You’ve got a great idea and want to share it with the world? Or you’re ready to write the next great American novel? However, you’ve always had problems with where a comma should go, or you want some feedback on you’re latest draft. Try a free writing workshop!

 

  • Take a Free Writing Workshop Step 1
    1. Find a free writing workshop to take. These may be listed in the local paper or local community college catalog. Look especially for “Continuing Education” as a qualifier.
  • Take a Free Writing Workshop Step 2
    2. Look for contact information or any registration directions in the posting. If there is a registration process, then follow it exactly. Many times not following the exact registration process will have your information tossed out, so be careful! Also, try to find out who is leading the workshop, and try to get that person’s contact information in case you have questions, like in #3.

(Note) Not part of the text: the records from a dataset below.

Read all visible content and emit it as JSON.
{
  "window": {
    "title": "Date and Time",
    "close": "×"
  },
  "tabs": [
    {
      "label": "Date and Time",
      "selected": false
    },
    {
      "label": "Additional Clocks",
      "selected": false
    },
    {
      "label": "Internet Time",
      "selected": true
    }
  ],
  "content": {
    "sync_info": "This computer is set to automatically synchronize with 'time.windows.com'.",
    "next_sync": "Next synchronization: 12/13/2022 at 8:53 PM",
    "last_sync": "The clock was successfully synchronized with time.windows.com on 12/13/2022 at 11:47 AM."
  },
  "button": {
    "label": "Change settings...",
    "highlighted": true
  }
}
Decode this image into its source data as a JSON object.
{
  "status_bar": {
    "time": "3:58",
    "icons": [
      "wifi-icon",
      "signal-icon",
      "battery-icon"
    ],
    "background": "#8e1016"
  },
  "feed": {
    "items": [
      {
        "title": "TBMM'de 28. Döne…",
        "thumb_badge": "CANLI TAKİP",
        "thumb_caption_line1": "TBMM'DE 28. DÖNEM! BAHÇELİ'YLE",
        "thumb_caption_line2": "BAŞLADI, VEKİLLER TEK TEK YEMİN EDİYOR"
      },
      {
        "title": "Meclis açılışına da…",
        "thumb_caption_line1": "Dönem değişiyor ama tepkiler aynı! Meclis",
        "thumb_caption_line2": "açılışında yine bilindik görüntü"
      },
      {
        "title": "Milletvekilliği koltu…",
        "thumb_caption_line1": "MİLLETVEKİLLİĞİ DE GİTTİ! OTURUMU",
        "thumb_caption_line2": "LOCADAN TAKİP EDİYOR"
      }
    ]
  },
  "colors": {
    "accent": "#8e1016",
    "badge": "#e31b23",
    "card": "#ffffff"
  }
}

  • Take a Free Writing Workshop Step 3
    3. Ask if you need to bring any specific materials with you to the workshop well before (at least a week before) the workshop meets. You don’t want to be the only one who doesn’t have a pen, paper, jump drive or disk, or a draft of something you’re working on.
  • Take a Free Writing Workshop Step 4
    4. Bring a draft of something that you’re working on anyway. Sure, the workshop might only present a limited range of material; however, the leader is probably volunteering his or her time already and might be willing to give you feedback on your material.
  • Take a Free Writing Workshop Step 5
    5. Show up, on time and at the right location. Punctuality should go without saying, but sometimes we all need to be reminded that being on time — or 5-10 minutes early even — is polite.
  • Take a Free Writing Workshop Step 6
    6. Don’t take over the workshop! Assuming that there are other people at the workshop, it will be impolite to ask the workshop participants and leader focus solely on your material or questions. Instead, wait until the leader calls for questions. If the leader doesn’t, then ask him or her your questions during a break or when everyone is working on an exercise.